Task material Block Start

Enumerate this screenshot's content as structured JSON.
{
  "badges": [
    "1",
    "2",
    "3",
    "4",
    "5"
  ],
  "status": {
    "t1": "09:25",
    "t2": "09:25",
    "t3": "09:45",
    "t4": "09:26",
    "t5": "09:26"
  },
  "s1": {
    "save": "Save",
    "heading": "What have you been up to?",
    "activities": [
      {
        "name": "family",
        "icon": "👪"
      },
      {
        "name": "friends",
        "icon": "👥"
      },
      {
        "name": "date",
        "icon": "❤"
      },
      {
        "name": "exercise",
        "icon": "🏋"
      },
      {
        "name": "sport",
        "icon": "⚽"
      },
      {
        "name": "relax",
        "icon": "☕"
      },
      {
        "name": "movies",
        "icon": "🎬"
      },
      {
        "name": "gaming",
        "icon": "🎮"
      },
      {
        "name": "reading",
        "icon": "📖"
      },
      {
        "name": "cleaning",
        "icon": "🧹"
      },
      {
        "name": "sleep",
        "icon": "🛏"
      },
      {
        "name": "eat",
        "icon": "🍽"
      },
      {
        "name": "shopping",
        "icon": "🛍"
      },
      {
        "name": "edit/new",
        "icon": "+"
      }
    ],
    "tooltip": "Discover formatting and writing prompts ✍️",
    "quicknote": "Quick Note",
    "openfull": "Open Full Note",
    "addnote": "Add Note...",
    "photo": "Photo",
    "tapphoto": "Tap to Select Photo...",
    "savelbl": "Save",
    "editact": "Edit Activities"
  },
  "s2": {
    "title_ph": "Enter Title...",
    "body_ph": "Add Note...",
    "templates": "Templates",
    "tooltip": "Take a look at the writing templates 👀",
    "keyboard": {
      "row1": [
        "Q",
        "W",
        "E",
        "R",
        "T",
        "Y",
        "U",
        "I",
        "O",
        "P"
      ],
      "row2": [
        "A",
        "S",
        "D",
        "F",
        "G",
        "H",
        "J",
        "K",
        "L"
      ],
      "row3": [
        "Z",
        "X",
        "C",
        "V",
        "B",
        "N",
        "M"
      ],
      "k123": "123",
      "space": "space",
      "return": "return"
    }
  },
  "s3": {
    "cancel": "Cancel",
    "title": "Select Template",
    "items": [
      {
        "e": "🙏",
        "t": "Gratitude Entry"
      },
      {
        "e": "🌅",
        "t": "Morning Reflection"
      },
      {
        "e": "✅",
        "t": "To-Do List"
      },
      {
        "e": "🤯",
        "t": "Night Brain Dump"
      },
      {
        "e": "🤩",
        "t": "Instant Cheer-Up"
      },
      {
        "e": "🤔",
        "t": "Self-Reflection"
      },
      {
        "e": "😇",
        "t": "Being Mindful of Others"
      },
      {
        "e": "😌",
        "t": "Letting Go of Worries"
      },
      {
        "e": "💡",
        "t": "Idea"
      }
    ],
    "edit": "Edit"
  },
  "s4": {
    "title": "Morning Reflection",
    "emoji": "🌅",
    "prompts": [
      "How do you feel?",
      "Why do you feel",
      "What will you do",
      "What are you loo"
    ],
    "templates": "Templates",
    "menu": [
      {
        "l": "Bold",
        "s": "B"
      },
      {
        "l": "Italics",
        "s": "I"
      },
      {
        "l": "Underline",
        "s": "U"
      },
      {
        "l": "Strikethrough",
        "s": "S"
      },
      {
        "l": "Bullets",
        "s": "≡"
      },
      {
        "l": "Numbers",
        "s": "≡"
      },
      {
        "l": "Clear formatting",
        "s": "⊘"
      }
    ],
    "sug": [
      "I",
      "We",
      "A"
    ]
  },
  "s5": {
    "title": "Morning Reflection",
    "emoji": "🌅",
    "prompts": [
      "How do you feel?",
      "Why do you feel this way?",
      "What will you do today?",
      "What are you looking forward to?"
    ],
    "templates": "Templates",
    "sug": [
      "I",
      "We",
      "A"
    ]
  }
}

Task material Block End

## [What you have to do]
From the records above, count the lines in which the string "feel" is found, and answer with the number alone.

## [Answer below]
4